Rural Subdivision Under A New Government

Rural Subdivision on again

When the National Policy Statement for high-quality soils came into effect we were not surprised when some councils overreacted to it.  Even though, with the last full review of the subdivision rules, Matamata Piako District, Hauraki District and other councils took into account the quality of soils when writing the rules.  We are also not surprised that, following challenges against one council and subsequent legal advice, Matamata Piako District Council has now reverted to accepting applications based on the existing rules. This follows a period of giving preference to the National Policy Statement over their current rules.

This is the rollercoaster that we ride as council subdivision rules are continually updated, and the effects are worsened by their reactions to other new legislation, as we have recently witnessed. 

Now that we have a change in government, the proposed new legislation to replace the Resource Management Act could be repealed quickly.  However, don’t be complacent, there certainly will be change. We hope this change will be positive.  But, even with good intentions, change will always bring challenges, new learnings and nervousness from Councils. Even under the current regime, there will be regular reviews of District Plan Subdivision Rules, continually making the subdivision process harder.

We have always promoted rural subdivisions as an estate planning and risk management process for landowners.  Put simply, the more titles that you have on your farm, the more flexibility you have if the economy hits a bump or you require capital to develop your land or business.

Given the uncertain legislative future, it is increasingly important to plan ahead. Making the most of your land by obtaining additional titles, as and when the rules allow it, is a legitimate process used by many a landowner over the years to secure opportunities for themselves and future generations.  Being able to orchestrate a handover of part of the farm to family members, who might not be resourced to take over the whole farm, is a great position to be in.  If you are getting close to handing over the whole farm, then an option to retain a smaller portion as a retirement block or just to ‘keep your hand in’ could be a possibility.

If you have contemplated subdivision to either have more control over your future or to wack something off the mortgage, you should engage a specialist subdivision company early to avoid disappointment. They can then team you up with a project manager, experienced with the local rules - an essential aid to navigating the complexities of subdivision.
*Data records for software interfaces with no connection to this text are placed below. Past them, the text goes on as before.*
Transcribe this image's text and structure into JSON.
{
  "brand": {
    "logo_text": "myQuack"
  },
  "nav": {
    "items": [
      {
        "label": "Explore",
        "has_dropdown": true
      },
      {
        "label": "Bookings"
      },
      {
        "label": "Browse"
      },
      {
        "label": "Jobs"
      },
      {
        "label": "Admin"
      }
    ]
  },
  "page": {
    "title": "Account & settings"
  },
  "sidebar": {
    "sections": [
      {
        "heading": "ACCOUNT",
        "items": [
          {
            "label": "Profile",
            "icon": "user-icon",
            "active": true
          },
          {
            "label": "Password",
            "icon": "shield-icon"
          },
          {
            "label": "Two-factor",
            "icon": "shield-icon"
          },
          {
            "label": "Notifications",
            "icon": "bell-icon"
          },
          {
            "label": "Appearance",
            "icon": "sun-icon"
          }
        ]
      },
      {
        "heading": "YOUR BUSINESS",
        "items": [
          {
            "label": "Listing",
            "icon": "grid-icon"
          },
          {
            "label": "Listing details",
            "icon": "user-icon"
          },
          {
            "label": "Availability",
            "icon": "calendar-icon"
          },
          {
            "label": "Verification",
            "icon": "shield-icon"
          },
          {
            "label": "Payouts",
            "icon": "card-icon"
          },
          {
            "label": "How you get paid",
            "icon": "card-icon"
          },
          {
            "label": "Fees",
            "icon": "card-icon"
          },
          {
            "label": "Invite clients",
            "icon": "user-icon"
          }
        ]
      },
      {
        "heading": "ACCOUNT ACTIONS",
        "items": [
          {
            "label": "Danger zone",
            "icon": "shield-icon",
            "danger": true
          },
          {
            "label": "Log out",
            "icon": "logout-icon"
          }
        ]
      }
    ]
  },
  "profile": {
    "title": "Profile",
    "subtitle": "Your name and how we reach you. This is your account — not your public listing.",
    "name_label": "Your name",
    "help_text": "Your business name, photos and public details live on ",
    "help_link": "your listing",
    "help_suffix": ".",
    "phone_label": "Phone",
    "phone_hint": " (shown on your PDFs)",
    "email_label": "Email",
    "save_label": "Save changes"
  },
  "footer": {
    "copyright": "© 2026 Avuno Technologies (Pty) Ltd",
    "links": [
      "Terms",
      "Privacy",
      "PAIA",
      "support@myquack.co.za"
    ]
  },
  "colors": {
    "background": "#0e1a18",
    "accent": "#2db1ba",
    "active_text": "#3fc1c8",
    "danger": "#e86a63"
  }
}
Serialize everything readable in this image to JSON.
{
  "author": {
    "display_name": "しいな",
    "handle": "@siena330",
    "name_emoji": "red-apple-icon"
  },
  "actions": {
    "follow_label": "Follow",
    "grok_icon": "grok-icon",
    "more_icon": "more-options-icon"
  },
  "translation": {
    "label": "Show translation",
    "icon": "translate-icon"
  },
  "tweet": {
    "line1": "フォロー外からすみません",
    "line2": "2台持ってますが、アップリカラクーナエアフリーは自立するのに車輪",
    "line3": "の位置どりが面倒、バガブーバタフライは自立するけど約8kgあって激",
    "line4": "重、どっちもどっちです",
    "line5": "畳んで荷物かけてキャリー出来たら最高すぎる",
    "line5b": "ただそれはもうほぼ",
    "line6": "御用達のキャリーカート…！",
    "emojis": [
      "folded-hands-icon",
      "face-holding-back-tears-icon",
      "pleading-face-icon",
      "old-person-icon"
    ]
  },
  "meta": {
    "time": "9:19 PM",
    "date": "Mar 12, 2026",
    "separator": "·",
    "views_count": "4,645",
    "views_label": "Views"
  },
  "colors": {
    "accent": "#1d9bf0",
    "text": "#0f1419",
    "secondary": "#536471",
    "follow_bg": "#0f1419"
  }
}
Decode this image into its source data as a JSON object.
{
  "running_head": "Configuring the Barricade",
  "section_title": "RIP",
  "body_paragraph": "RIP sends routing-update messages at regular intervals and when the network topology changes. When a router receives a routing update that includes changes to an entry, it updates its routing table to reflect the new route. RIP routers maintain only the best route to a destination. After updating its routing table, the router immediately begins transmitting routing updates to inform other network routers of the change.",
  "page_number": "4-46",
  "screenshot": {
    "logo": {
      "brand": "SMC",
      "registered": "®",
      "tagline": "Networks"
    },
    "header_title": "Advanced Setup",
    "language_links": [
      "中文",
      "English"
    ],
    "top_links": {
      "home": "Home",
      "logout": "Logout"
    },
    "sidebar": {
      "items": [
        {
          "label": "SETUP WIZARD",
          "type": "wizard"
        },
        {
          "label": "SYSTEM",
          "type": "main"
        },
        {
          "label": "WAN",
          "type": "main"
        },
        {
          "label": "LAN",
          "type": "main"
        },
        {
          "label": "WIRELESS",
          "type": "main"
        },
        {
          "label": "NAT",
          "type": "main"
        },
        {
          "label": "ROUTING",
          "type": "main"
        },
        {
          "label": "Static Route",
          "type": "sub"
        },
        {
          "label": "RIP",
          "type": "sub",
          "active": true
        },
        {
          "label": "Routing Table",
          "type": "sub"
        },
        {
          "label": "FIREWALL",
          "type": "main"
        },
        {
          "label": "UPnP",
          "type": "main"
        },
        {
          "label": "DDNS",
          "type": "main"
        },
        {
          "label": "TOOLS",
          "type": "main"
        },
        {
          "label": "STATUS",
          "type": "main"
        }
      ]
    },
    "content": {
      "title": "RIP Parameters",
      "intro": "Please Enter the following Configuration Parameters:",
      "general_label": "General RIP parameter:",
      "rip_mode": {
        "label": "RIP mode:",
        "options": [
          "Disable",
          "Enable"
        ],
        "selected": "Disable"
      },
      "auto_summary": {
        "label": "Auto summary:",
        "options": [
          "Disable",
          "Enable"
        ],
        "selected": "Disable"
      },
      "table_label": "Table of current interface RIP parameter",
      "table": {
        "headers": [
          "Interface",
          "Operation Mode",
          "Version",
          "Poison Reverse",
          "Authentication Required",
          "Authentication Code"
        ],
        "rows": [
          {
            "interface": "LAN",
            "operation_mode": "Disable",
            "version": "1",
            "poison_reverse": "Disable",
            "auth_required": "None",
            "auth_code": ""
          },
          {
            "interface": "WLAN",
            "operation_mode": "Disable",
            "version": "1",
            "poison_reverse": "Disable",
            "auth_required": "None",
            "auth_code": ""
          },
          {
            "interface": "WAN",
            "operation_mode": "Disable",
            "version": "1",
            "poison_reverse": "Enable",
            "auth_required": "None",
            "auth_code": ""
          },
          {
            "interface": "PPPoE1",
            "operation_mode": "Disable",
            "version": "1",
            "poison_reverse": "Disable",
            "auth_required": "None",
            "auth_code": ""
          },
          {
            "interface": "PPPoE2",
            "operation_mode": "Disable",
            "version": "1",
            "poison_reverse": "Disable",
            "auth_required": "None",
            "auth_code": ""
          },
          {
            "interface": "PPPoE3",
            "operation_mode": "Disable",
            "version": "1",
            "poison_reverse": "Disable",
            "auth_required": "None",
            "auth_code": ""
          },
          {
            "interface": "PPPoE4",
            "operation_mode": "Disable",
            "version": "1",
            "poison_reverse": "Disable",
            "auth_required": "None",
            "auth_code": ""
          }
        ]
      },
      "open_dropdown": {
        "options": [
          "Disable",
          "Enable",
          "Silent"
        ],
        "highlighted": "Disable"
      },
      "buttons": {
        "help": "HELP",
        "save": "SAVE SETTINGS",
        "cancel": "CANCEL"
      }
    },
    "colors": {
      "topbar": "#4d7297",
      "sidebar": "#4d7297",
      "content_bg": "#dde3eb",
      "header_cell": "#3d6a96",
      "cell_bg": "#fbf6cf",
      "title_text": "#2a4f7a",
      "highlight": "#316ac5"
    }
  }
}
If you would like to explore your options, we are happy to give you the time to discuss the full potential of your land so feel free to give us a call and discuss your situation. 

Trig points and topographical surveying
theodolite - traditional land surveying equipment
Surveying Services Subdivision Planning Team Vehicle
Mt Maunganui Land Surveying